LISTED RECORDS:
------------------------------------

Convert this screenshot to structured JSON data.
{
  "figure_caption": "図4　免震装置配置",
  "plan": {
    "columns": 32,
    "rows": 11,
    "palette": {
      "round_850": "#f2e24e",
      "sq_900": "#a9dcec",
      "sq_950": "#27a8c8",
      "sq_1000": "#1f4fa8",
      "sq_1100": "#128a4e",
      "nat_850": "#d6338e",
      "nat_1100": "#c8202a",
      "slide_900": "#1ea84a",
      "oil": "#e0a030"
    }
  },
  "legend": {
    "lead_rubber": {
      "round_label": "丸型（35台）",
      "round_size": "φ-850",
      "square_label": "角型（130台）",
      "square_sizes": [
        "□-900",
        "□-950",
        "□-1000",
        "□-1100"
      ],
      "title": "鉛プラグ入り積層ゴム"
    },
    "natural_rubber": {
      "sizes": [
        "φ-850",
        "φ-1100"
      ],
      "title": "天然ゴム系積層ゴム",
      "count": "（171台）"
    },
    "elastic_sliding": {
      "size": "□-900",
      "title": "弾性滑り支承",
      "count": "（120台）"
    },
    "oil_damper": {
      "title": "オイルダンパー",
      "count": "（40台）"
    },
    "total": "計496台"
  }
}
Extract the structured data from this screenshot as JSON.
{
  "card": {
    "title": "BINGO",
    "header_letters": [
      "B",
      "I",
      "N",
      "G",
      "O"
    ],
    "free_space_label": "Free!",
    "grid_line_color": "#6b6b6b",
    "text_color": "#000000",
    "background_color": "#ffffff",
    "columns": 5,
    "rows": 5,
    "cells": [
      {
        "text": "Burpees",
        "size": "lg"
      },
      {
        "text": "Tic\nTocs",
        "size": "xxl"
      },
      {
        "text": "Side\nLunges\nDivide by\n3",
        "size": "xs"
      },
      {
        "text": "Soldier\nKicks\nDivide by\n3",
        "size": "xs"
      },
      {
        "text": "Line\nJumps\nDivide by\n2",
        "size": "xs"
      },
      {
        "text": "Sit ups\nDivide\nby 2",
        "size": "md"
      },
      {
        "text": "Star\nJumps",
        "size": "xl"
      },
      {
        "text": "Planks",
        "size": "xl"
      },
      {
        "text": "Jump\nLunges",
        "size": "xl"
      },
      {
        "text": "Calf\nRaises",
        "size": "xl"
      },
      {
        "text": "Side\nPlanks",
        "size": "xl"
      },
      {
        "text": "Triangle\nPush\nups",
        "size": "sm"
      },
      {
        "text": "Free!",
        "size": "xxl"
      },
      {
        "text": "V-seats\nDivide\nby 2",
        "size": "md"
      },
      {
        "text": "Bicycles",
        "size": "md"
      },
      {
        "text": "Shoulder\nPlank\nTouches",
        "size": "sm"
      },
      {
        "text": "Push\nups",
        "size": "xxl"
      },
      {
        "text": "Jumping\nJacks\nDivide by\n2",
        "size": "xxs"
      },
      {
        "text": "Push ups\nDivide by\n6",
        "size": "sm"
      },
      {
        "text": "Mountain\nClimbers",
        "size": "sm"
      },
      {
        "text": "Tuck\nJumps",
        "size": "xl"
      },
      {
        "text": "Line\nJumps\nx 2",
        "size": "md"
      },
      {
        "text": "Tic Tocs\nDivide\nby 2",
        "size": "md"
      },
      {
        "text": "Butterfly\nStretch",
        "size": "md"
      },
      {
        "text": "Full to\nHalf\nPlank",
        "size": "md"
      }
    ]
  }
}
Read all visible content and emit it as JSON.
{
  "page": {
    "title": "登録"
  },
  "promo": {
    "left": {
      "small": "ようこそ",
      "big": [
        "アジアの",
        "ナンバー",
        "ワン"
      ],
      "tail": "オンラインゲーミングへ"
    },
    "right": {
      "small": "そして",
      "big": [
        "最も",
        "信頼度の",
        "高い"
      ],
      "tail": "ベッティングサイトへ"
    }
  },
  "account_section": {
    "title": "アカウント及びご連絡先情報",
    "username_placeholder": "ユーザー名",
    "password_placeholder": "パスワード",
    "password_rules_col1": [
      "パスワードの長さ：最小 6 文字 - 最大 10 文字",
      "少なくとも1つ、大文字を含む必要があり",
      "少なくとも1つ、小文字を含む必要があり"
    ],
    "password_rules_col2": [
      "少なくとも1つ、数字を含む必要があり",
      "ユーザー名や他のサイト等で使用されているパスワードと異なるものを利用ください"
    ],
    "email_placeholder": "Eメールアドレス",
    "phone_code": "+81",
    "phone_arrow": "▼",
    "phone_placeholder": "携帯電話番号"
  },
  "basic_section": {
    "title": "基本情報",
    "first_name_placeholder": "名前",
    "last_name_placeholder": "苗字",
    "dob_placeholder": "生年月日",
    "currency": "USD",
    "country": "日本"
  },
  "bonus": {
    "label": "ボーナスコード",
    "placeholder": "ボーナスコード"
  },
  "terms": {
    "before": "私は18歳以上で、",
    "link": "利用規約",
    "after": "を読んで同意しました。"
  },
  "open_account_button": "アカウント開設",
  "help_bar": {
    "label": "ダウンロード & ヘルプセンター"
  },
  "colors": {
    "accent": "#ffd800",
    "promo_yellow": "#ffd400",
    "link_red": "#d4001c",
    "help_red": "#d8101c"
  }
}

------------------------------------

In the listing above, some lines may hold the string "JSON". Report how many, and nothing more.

EXPECTED OUTPUT: 3